The interior for the cab came out pretty awesome too. We made a bunch of screens, mounted 3 Wraith seats and used a Deadbolt wheel. It was a lot of little parts to glue in and we finished it off with decals on every screen. The transmission tunnel area ended up being the perfect spot for our sound system speaker to hide.
Wiring took me several days, several breaks and several choice words, but I got all the exterior lights working, interior lighting installed and the truck moved under its own power. The first time I drove it outside I had a smile a mile wide on my face. It soaked up the bumps like a trophy truck and looked like the real rally trucks of the Dakar and Silk Way rallies. It was hard to contain myself, but I brought it back inside before getting it too dirty because it was time to wrap it with the custom wrap printed by our friends at SOR Graphics with our custom design. I had to hand cut the pieces since there was no template for this truck other than the drawings used to design the wrap. We put die lines on it so I could cut them close and trim if necessary. It took me a few hours but I was happy with the end result!

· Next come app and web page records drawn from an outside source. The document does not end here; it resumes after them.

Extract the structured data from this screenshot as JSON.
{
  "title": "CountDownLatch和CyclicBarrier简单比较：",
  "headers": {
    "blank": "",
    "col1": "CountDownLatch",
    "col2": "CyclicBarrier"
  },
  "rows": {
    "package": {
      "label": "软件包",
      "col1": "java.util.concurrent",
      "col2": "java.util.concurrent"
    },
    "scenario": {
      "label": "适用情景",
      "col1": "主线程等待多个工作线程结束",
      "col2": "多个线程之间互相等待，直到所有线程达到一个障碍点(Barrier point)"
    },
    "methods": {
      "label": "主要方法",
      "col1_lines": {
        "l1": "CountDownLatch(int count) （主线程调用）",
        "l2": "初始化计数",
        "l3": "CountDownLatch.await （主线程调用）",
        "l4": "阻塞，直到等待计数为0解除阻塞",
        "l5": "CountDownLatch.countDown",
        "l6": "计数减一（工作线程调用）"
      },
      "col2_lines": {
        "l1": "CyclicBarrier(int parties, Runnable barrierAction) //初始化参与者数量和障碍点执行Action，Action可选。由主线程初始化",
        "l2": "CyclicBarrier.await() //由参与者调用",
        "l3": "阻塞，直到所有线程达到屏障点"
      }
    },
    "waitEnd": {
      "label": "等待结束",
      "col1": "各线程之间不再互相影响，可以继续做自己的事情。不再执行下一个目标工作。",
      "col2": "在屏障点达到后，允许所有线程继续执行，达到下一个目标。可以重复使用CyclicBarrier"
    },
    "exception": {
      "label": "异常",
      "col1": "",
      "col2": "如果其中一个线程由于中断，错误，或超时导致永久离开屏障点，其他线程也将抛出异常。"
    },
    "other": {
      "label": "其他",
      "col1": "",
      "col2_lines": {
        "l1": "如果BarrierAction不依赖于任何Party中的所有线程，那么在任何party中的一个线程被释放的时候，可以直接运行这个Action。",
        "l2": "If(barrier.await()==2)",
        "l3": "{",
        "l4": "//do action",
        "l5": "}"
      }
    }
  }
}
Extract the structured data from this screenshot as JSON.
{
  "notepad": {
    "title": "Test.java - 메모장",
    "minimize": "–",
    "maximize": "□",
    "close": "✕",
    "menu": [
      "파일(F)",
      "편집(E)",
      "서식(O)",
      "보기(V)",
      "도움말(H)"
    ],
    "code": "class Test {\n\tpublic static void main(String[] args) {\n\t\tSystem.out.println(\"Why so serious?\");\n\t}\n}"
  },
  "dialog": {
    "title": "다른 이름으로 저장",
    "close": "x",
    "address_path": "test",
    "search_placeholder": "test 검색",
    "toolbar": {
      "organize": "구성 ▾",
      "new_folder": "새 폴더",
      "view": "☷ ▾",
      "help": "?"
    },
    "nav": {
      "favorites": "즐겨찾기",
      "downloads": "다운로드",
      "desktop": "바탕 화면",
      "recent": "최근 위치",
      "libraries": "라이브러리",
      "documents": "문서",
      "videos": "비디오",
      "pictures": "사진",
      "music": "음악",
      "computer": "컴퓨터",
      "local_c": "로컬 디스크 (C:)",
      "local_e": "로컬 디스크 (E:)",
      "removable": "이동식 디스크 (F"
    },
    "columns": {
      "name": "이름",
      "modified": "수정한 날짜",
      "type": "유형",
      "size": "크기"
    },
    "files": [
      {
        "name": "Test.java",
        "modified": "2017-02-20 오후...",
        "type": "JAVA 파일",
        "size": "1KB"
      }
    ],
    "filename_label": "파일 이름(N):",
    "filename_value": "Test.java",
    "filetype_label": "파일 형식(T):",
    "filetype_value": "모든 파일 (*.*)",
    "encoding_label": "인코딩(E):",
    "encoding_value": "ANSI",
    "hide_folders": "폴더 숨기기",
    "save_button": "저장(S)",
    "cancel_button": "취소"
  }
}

Check out the back of the box, we completely re-did that part. Two fully-functional spare tires are held in with a custom netting printed
from Bridge filament. I love that stuff, it is proving to be very versatile!
The whole project was immensely satisfying. We went from a pile of aftermarket parts for various other chassis, a few spools of filament and an idea to a fully functional 1:10 rally truck. Not only does it look better than we were ever expecting, it backs it up with performance. Rather than blab on and on about how it drives, check out the video!
To top it all off, the M-55 made the cover of RC Car Action Magazine’s December 2018 Issue. A full feature highlighting the build process and Axialfest 2018 Concourse win in Most Adventurist awaits inside, make sure you give that a read too! I was so elated with the cover shot that it went straight into a frame and hung on the wall.
Huge thanks to our partners in this build!